Friday I take my language test. This is where I stalled out last time, not quite getting to the 3/3 I needed to get off language probation before I went to Cotonou. You see, when you first join the Foreign Service, you’re on a five year time clock. At some time before then, you need to get tenure, part of which is mastering (more or less) a language.
My brain and languages do not mix well. I can get to a certain point, but the details of correct grammar as used on-the-fly defeat me.
I have no doubt I am better in French (particularly speaking) than I was when I tested before Cotonou, but the test is a crapshoot. Who will be your evaluators? What reading articles will they choose for you? Which presentation topics will they offer? Will you have the vocabulary to deal with them?
The presentation was what killed me last time, so I am preparing for it differently this time.

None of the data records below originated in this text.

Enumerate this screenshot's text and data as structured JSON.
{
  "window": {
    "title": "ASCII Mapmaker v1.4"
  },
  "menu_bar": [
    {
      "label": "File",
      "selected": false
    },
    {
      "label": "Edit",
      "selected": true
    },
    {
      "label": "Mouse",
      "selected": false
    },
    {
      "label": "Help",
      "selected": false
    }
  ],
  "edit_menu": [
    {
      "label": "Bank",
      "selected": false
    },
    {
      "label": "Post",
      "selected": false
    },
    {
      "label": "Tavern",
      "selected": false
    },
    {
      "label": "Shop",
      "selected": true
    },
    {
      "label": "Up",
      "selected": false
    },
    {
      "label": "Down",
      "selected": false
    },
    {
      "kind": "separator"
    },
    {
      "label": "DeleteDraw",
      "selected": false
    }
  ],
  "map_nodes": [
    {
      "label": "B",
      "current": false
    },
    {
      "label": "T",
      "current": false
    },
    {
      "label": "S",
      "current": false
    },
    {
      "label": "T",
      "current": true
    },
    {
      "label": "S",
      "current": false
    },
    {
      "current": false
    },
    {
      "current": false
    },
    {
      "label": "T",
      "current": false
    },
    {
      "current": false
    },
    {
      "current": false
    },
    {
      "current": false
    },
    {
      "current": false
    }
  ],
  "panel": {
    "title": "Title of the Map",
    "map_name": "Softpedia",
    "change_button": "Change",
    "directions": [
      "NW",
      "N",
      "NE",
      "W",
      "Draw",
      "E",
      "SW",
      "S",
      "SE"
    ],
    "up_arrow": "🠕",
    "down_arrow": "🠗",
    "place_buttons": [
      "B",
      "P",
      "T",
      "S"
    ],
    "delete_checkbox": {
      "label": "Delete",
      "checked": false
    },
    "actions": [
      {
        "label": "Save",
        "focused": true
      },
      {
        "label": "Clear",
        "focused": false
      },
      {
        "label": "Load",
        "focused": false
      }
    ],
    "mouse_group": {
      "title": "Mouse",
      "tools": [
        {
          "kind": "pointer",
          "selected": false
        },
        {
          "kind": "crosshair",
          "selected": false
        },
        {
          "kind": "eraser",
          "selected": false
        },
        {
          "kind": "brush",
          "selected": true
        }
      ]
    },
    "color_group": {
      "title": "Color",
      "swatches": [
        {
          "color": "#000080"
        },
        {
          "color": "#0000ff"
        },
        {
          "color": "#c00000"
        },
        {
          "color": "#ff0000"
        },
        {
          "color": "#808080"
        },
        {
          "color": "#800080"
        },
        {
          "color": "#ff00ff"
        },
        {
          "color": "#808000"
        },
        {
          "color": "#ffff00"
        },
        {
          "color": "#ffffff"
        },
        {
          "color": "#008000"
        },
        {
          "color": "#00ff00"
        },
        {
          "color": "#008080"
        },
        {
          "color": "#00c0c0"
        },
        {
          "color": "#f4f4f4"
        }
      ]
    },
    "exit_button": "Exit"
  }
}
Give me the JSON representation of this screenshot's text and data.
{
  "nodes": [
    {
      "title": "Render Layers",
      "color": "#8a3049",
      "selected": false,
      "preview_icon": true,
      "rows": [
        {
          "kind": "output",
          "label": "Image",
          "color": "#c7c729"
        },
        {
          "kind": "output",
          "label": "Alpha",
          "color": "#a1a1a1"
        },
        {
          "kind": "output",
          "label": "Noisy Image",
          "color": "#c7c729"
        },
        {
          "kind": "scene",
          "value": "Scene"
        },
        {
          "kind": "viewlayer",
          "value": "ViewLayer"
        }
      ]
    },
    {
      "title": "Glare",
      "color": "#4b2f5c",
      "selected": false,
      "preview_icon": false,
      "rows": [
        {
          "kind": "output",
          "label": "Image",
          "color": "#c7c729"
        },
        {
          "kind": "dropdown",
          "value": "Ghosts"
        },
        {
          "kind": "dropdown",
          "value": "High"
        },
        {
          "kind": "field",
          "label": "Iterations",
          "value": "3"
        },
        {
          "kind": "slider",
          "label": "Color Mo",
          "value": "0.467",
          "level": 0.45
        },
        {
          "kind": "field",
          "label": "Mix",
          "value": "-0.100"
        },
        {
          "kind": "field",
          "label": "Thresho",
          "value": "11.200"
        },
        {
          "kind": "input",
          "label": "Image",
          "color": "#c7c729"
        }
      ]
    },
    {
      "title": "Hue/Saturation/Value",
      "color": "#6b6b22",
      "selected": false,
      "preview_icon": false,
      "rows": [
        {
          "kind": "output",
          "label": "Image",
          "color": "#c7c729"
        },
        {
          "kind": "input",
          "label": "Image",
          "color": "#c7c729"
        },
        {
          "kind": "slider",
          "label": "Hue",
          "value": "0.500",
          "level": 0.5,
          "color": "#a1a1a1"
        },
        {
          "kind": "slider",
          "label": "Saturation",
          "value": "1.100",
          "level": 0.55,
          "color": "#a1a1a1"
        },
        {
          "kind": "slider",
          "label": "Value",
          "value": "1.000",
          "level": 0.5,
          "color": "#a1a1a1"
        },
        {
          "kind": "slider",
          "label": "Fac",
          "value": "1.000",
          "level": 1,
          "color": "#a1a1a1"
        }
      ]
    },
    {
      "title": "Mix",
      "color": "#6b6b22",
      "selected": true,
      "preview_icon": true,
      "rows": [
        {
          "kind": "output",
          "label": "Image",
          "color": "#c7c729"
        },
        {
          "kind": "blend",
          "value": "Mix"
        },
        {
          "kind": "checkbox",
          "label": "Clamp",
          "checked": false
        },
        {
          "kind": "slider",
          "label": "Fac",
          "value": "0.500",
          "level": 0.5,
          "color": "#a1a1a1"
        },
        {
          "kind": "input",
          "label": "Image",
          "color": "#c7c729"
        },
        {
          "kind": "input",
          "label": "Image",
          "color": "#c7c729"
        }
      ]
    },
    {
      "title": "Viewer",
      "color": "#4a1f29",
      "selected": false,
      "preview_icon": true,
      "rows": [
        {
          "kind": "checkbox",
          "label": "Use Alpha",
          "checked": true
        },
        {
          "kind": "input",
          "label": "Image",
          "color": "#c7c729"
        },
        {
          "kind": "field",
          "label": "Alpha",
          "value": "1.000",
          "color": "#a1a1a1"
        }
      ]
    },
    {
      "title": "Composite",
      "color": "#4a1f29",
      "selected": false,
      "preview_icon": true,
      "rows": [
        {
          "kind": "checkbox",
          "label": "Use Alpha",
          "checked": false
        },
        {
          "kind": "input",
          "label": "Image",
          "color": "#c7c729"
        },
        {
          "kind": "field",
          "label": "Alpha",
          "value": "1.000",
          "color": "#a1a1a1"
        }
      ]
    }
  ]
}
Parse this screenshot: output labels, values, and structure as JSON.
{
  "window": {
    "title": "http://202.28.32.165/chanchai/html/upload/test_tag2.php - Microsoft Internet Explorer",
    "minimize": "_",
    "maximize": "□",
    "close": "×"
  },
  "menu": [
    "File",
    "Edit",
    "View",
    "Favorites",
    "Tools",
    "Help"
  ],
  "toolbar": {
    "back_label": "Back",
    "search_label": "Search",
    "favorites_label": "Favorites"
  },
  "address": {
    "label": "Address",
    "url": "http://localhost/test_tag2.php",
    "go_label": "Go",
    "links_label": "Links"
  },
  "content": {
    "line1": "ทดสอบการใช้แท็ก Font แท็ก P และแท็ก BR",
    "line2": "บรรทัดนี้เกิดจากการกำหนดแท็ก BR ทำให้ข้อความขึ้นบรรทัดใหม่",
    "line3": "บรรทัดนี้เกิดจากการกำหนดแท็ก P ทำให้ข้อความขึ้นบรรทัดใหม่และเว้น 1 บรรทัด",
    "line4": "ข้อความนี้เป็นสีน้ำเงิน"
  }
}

I’m practicing the structure more than the details. As I drive, I give a presentation on a topic I haven’t done before. It helps me think about how I would deal with that topic, and if I am missing any vocabulary (for example, I just looked up “steam engine” for my presentation on energy). I give the presentations out loud, because your French is always better in your head. I repeat and repeat the openings and closings so they become (close to) automatic.
Is language important to our work overseas? Yes it is. Is it the most important? I don’t really think so. Language is a tool, but it is only one tool. It reminds me of when I was majoring in Journalism but couldn’t type worth a damn. I almost wasn’t allowed into the basic journalism course because of my typing, but one did, I aced the class, almost always being among the first to finish an assignment. Why? Because it’s not all about typing speed! It’s also not all about language.
Nevertheless, this week, it’s practiquer, practiquer, practiquer!